Appearance Discrimination and Employer Dress Codes
Everyone knows the old adage, “don’t judge a book by its cover.” Those words would not be so well-known if we all did not make judgments about others based on appearance. Ensuring a professional or uniform look for employees who interact with members of the public is important for every employer. However, dress codes can create legal liability for employers if enforcement results in discrimination. This discrimination can be intentional or unintentional where a policy appears to be neutral, but it results in unfair treatment of a certain protected class of workers.
Cultural views about appearance are constantly changing, so it is never a bad time to review employer appearance policies to ensure compliance with local, state, and federal law. As a general rule, policies which affect immutable characteristics are typically discriminatory, and policies affecting mutable characteristics are not. Examples of immutable characteristics are skin color, height, beauty, and hair texture. Mutable characteristics include tattoos, piercings, clothing, and hair length and color.

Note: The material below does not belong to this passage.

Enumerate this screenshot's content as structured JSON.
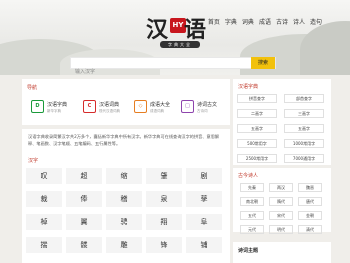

There are important exceptions to this general rule, however, so employers must be aware of changes in the law in their jurisdictions.
As social norms continue to evolve, so must office dress codes. Recently, there has been an increased acceptance of persons identifying as gender-fluid, nonconforming, or transgender. For example, in 2020, the EEOC settled a case filed by a transgender employee challenging the employer’s dress code. In California, women have a right to wear pants. Today’s workforce is made up of people with gender identities and personal senses of style that do not always conform to old standards, so employers must ensure their dress codes reflect that reality.

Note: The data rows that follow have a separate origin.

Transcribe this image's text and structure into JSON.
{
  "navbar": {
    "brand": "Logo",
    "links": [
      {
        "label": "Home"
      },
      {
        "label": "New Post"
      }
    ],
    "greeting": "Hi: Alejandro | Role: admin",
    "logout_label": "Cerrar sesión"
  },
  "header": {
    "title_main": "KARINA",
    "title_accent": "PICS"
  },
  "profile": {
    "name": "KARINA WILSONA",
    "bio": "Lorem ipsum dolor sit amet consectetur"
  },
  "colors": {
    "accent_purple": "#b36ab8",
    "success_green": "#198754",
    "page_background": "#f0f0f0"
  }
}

Dress codes can also impact the religious beliefs of employees. Many employers seek a more professional atmosphere by banning headwear, but such a policy can affect employees’ religious beliefs. In 2015, the U.S. Supreme Court ruled against an employer who did not allow head coverings. According to the court, the employer failed to accommodate the employee’s religious beliefs because wearing a hijab was part of her religion. As this case shows, employer dress codes must provide allowance for employees to wear religious headwear such as hijabs, turbans, or yarmulkes. Religious dress may also include jewelry, tattoos, or piercings.
Employer policies regulating hair which appear neutral, often result in disparate treatment of protected classes. This is especially true for African American workers with “protective hairstyles,” including natural, dreadlocks, twists, afros, cornrows, and braids. California began a trend when it enacted the CROWN Act which expanded civil rights protections to include hair style and texture. Note these legal protections do not usually apply to employees with unnatural hair colors or extreme hairstyles such as mohawks.
Hair length limits can also result in discrimination. Numerous employers have faced lawsuits because of policies requiring different hair lengths for the genders, and court rulings are often conflicting. Regulating hair length can also cause religious discrimination if an employer does not accommodate certain religions. For example, Sikh men do not cut their hair. Similarly, some orthodox Jewish men do not cut or shave specific areas on their head, creating curls. Employers must provide reasonable accommodation of such religious beliefs.
Limitations on facial hair length may discriminate against disabled employees. The most common issue occurs when a male employee has a skin condition which prevents shaving. Any policy regulating the length of facial hair must allow reasonable accommodations when an employee has such a condition.
Clothing and hair are two of the more common areas where employer policies result in litigation, but there are many others. Employers should review their dress codes periodically to ensure they stay current with changing views on gender identity, religious customs, and medical science. Seeking counsel from an experienced employment attorney can be beneficial to this process.
This communication may be considered advertising in some jurisdictions. It is intended to provide general information about legal developments and is not legal advice. If you have questions about the contents of this alert, please contact Kellen Crowe.